- TASK STATEMENT
For the entries below, say how many lines include the word "true" and add nothing else.

- SOURCE MATERIAL
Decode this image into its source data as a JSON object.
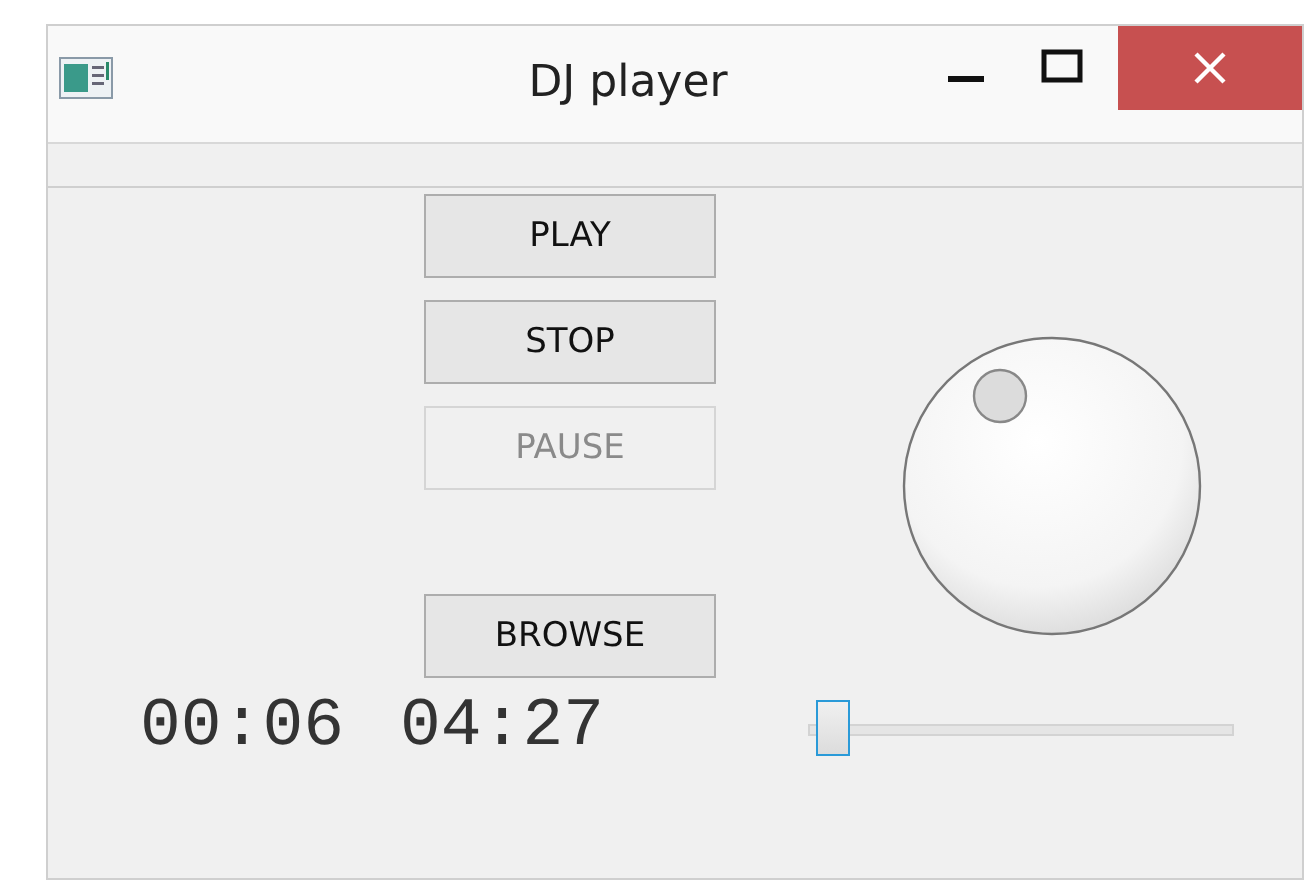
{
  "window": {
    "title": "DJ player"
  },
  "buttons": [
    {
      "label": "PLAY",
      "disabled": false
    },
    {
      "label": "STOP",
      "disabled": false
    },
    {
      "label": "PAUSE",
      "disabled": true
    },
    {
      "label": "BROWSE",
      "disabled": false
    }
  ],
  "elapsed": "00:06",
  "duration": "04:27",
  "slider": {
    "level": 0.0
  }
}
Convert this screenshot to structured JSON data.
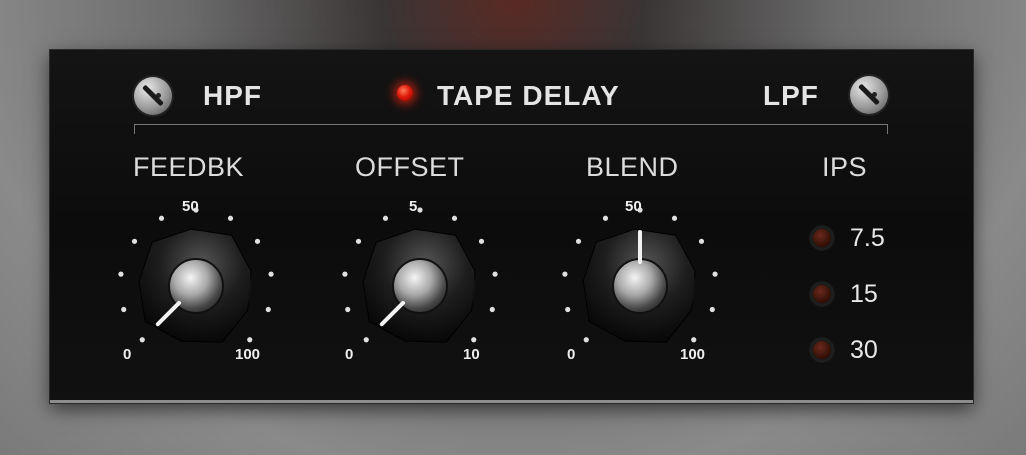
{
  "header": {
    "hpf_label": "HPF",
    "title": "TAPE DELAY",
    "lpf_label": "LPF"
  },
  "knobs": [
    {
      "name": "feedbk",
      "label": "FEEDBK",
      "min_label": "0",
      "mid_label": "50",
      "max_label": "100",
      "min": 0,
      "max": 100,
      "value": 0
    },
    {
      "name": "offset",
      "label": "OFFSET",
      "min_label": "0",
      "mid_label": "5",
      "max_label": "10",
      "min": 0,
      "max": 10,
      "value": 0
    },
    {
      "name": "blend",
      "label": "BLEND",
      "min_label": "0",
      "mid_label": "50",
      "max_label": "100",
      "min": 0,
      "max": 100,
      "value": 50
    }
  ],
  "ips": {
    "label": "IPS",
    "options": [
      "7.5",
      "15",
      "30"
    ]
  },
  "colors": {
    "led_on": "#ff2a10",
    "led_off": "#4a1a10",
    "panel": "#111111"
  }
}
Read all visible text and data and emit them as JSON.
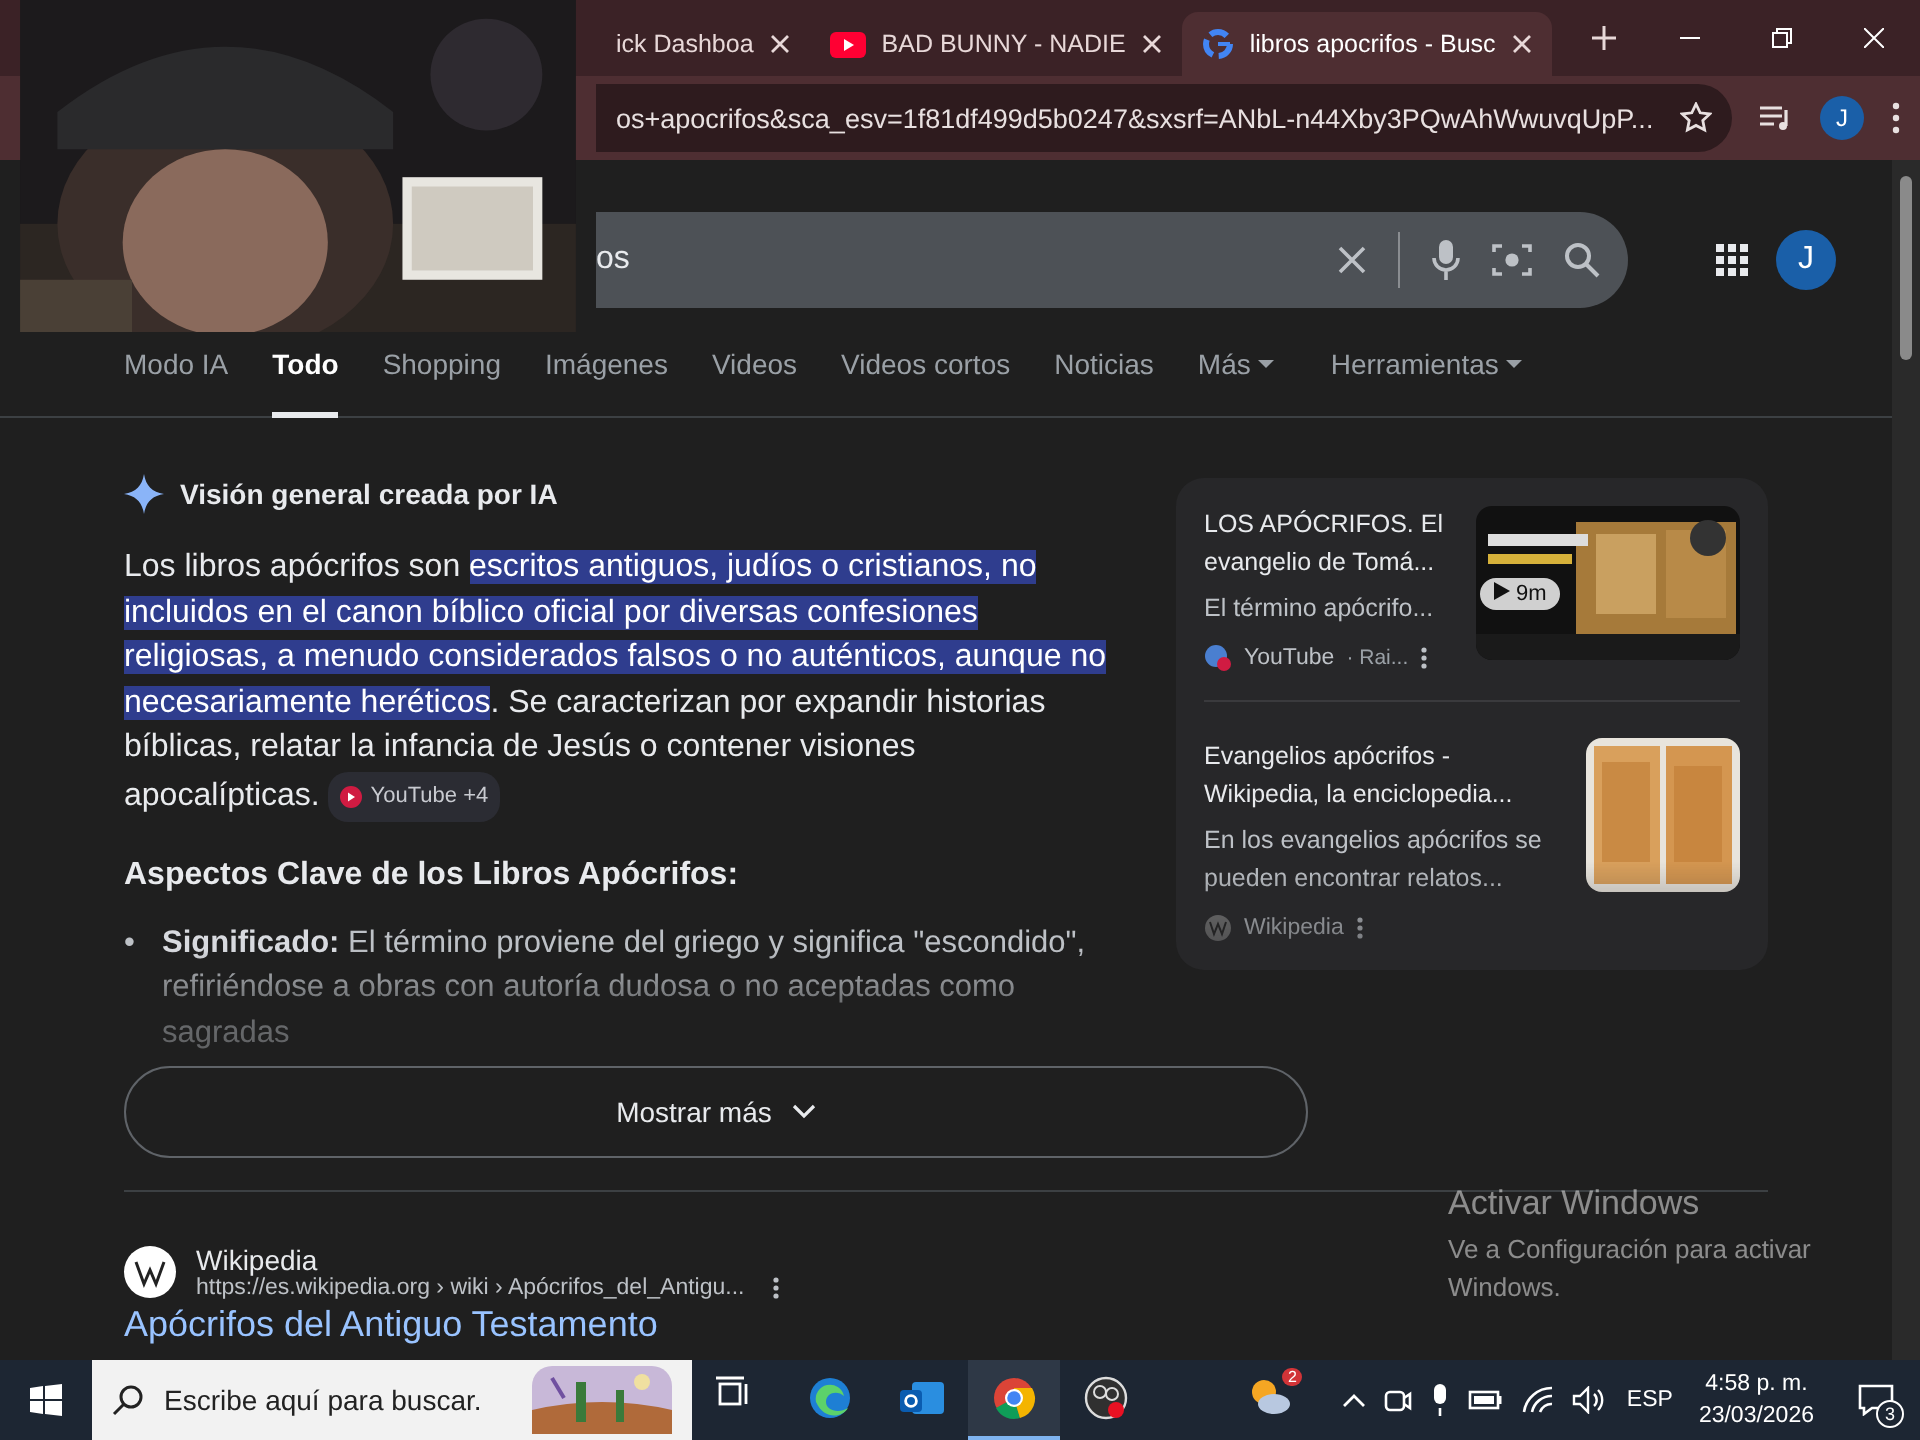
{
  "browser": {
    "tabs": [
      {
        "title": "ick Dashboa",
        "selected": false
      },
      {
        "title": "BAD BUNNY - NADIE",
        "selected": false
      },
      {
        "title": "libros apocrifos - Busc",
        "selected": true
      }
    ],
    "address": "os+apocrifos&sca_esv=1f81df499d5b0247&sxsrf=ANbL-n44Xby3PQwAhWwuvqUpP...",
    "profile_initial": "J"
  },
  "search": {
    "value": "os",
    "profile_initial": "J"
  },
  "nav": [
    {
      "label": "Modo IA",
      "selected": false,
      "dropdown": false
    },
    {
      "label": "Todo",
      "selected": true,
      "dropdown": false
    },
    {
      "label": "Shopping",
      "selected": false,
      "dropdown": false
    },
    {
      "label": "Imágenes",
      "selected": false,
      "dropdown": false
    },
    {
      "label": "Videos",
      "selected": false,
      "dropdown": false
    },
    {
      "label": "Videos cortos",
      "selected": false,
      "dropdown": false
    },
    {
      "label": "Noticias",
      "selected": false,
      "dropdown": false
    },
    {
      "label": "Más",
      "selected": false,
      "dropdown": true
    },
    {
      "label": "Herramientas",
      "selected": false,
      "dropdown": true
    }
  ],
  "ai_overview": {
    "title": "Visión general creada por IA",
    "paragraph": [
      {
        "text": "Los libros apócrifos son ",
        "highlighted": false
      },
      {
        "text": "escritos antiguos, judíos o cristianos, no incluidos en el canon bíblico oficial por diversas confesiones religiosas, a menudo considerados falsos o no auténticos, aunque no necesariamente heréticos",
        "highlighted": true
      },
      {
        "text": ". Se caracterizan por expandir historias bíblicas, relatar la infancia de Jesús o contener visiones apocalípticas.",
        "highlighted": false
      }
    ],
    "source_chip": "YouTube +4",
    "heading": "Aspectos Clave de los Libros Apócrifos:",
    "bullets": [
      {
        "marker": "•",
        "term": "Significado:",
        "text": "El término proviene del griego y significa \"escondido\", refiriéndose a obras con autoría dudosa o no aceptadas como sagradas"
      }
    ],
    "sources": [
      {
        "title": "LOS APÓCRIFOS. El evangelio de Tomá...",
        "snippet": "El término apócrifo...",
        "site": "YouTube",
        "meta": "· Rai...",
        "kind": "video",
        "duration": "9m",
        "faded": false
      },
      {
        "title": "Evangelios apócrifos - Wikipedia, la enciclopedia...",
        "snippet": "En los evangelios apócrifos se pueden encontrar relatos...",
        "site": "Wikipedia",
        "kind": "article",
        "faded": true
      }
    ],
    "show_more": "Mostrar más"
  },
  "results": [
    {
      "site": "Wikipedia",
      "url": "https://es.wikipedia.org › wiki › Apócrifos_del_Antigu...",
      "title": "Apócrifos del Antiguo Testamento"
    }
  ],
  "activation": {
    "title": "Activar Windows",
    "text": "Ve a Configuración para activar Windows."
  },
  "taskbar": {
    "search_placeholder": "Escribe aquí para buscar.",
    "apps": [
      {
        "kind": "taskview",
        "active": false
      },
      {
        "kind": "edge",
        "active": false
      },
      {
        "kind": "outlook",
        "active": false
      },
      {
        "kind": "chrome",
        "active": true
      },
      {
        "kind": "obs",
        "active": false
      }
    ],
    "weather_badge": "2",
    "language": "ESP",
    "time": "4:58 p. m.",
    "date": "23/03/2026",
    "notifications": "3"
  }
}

- ANSWER TO THE PROBLEM
8